Exercise prompt ▸ Skip the pictures and copy all the data that follows exactly.

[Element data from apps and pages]
┄┄┄┄┄┄┄┄┄┄

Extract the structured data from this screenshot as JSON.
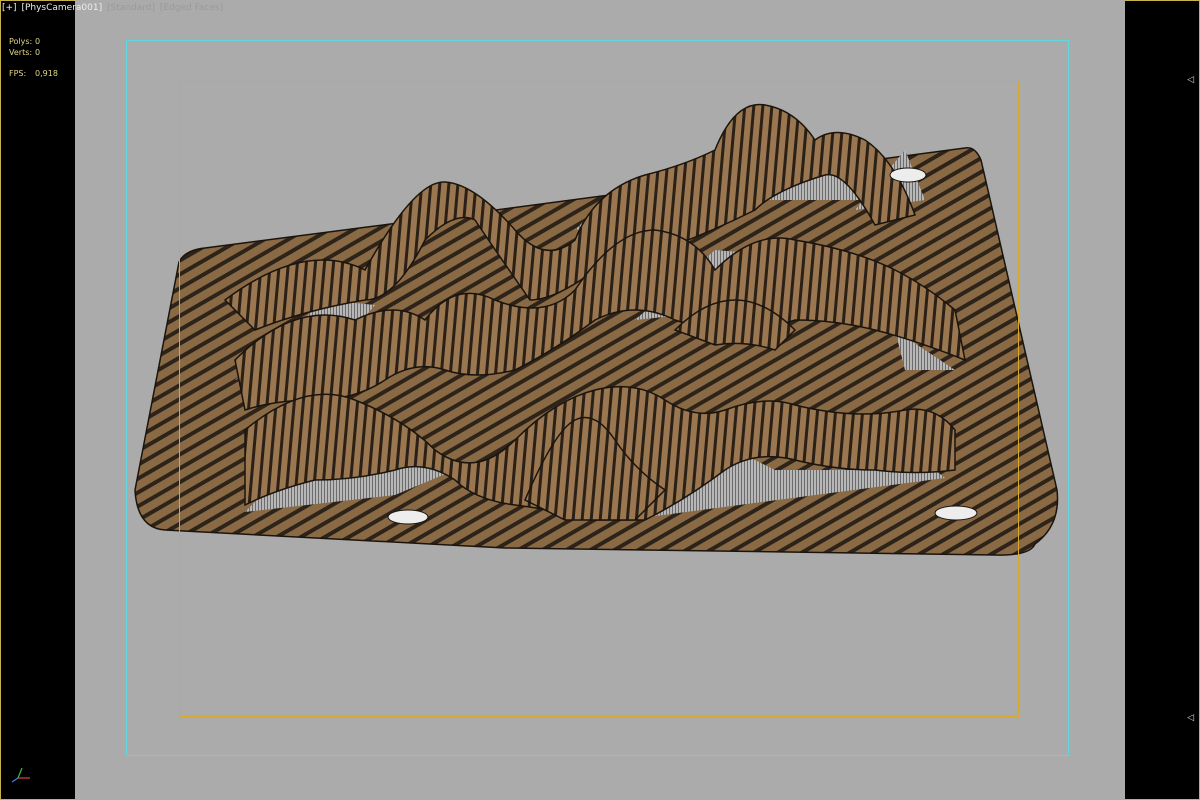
{
  "viewport": {
    "label_plus": "[+]",
    "label_camera": "[PhysCamera001]",
    "label_shading": "[Standard]",
    "label_mode": "[Edged Faces]"
  },
  "stats": {
    "polys_label": "Polys:",
    "polys_value": "0",
    "verts_label": "Verts:",
    "verts_value": "0",
    "fps_label": "FPS:",
    "fps_value": "0,918"
  },
  "colors": {
    "background": "#ababab",
    "wood_light": "#8a6a45",
    "wood_dark": "#2d2319",
    "safe_frame_outer": "#5fd6e0",
    "safe_frame_inner": "#d6a92c"
  },
  "icons": {
    "axis": "axis-gizmo-icon",
    "viewport_arrow": "triangle-left-icon"
  }
}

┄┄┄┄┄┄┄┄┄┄

Your solution ▸
Extract the structured data from this screenshot as JSON.
{
  "viewport": {
    "label_plus": "[+]",
    "label_camera": "[PhysCamera001]",
    "label_shading": "[Standard]",
    "label_mode": "[Edged Faces]"
  },
  "stats": {
    "polys_label": "Polys:",
    "polys_value": "0",
    "verts_label": "Verts:",
    "verts_value": "0",
    "fps_label": "FPS:",
    "fps_value": "0,918"
  },
  "colors": {
    "background": "#ababab",
    "wood_light": "#8a6a45",
    "wood_dark": "#2d2319",
    "safe_frame_outer": "#5fd6e0",
    "safe_frame_inner": "#d6a92c"
  },
  "icons": {
    "axis": "axis-gizmo-icon",
    "viewport_arrow": "triangle-left-icon"
  }
}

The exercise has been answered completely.